The combined losses in both wars — more than 108,000 Americans killed in action — should be an object lesson for this Congress. Pulling out, holding back, withdrawing support, “defunding” the war — whatever it’s called — is tantamount to squandering lives. Is that where this Congress is heading? Are the lives of courageous young American volunteers like Joshua Frazier worth so little to our Congress that members would ignore our peril for perverse personal political profit?

If the morale of U.S. soldiers, sailors, airmen, Guardsmen and Marines has no meaning to our legislators, perhaps they should look at what our enemies are doing. While Congress debates hollow, but ultimately damaging legislation, there is new assertiveness in Iran — on everything from acquiring nuclear arms to supplying terror cells in Iraq with advanced weaponry. Tehran’s radical Islamic theocracy headed by Grand Ayatollah Ali Khamenei need not worry about “resolutions of non-support” but is very adept at measuring American ambivalence and uncertainty.

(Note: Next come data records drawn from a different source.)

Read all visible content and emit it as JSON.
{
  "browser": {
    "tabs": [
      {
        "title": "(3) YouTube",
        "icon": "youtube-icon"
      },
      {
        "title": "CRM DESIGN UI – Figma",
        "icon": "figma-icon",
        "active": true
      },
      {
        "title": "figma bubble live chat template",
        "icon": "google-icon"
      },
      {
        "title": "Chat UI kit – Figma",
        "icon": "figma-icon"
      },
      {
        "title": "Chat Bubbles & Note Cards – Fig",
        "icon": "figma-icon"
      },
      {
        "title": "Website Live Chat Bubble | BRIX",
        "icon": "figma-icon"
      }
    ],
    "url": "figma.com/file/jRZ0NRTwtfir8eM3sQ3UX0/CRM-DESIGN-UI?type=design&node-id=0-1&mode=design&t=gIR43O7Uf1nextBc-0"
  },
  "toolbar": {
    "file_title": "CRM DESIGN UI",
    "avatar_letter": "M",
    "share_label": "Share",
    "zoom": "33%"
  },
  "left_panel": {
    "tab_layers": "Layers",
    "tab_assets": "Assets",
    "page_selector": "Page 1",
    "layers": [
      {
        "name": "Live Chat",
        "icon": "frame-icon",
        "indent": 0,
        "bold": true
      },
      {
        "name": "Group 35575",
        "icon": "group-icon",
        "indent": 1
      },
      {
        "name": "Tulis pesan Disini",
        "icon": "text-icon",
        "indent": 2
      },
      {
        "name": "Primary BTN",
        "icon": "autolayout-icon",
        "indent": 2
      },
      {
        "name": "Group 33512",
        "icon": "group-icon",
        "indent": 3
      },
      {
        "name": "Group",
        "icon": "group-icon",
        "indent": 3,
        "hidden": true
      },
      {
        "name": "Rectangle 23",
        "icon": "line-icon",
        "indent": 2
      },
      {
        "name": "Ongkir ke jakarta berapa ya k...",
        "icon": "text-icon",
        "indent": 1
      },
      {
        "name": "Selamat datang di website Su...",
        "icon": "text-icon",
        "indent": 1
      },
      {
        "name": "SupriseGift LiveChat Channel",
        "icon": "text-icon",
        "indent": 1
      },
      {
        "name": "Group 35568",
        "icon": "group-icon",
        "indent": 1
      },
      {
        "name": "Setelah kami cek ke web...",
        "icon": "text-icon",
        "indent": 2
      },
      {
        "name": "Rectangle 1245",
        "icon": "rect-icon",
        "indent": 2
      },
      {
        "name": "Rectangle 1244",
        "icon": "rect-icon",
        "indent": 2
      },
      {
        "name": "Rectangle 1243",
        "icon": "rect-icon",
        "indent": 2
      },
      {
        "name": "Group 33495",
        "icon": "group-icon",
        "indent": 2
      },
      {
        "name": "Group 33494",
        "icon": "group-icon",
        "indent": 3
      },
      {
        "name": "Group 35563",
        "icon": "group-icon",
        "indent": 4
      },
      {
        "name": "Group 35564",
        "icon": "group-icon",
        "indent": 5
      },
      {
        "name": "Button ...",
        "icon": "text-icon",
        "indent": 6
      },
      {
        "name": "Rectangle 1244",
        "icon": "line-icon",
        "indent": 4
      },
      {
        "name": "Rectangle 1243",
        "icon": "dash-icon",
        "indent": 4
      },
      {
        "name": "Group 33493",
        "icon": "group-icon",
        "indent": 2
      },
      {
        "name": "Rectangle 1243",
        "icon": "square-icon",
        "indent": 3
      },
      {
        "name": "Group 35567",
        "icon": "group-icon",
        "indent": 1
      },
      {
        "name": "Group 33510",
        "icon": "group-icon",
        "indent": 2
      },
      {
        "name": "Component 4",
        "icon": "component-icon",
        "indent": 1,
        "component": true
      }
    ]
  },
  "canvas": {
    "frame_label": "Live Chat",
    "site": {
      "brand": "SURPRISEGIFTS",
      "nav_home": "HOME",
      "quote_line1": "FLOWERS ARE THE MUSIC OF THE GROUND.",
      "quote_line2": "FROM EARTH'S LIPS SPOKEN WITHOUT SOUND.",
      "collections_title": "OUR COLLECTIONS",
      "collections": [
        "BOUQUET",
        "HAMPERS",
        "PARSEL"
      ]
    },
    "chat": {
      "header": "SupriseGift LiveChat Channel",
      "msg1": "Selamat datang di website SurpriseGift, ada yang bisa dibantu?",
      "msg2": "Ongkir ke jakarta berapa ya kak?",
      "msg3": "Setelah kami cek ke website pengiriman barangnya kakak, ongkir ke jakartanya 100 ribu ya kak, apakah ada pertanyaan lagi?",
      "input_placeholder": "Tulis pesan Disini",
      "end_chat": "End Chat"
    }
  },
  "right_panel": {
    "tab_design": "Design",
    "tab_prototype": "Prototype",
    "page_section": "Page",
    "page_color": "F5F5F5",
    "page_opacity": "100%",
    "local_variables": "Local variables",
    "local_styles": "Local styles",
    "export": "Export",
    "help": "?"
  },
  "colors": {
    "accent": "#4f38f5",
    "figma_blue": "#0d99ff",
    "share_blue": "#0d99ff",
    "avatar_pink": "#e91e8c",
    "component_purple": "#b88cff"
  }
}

This week’s “show and tell” of captured Iranian sniper rifles, surface-to-air missiles, mortar rounds, sophisticated “explosively formed penetrators” and evidence of Iranian complicity in killing more than 170 Americans elicited nary a peep from the new congressional leadership. They were more concerned with their pet resolution — and getting Mrs. Pelosi a bigger military airplane for her commute between Washington and San Francisco. That’s a telling signal to Tehran that our Congress is backing away from protecting our vital interests — and our troops.

Nero fiddled as Rome burned. Today, Congress fiddles as Americans die. Tomorrow, we may all pay the price.

Oliver North is a nationally syndicated correspondent, the host of “War Stories” on the Fox News Channel, and the founder of Freedom Alliance, a foundation that provides scholarships for the children of military personnel killed in action.

Copyright © 2018 The Washington Times, LLC. Click here for reprint permission.

The Washington Times Comment Policy

The Washington Times welcomes your comments on Spot.im, our third-party provider. Please read our Comment Policy before commenting.


Click to Read More and View Comments

Click to Hide